The United States' top commander is preparing to withdraw from Afghanistan in the face of a Taliban upsurge.
On Monday, the top US commander in Afghanistan resigned during a ceremony in the Afghan capital of Kabul, bringing the US one step closer to ending its two-decade-long war. The move comes as Taliban insurgents continue to consolidate their control over large swaths of the country.
Another four-star general will assume authority from his post in the United States to conduct possible airstrikes in defense of Afghan government forces, at least until the United States withdraws completely by Aug. 31.
Gen. Scott Miller, America's top commander in Afghanistan since 2018, handed command of what has come to be known as America's 'forever war' to Marine Gen. Frank McKenzie, the head of US Central Command, in its waning days. McKenzie will be based in Tampa, Florida, at Central Command's headquarters.
The handover occurred in the heavily fortified Resolute Support headquarters in the heart of Kabul, at a time when Taliban insurgents are making rapid territorial gains throughout Afghanistan.
Afghanistan's National Defense and Security Forces, which are largely funded by the US and NATO, have resisted in some areas of the country, but the Afghan government appears to have largely abandoned the fight.
The Taliban have gained several strategic districts in recent weeks, most notably along the borders with Iran, Uzbekistan, and Tajikistan.
Over a third of Afghanistan's 421 districts and district centers are controlled by the Taliban. The Taliban's claim of controlling 85 percent of districts is widely regarded as exaggerated.
Following Miller's departure, a two-star admiral stationed at the US Embassy in Kabul will be in charge of the US military's role in securing the American diplomatic presence in Kabul, including defending the Kabul airport.

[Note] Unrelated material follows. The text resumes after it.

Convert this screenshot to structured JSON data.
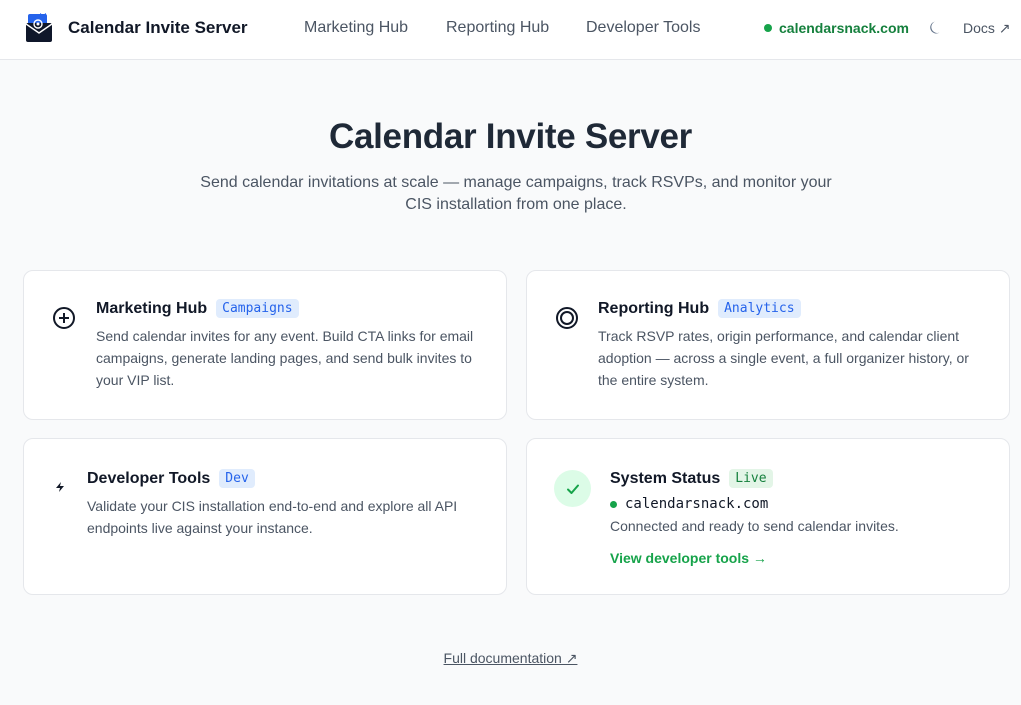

Miller's departure has no effect on the scope of the United States military mission in Afghanistan, as McKenzie will assume Miller's authority to conduct airstrikes in defense of Afghan government forces in certain circumstances. The conditions under which such strikes could be used are unknown, as is the duration of McKenzie's strike authority.
The United States struck a deal with the Taliban in February 2020 that included a commitment from the insurgent movement not to attack US and NATO troops, which appears to have been mostly kept.
While Washington is not disclosing the exact number of troops remaining in Afghanistan, a CENTCOM statement issued more than a week ago stated that the withdrawal was 90% complete.
President Joe Biden reiterated that the US will continue to provide humanitarian assistance in Afghanistan. Additionally, the US has committed to spending $4.4 billion annually until 2024 to fund Afghanistan's security forces.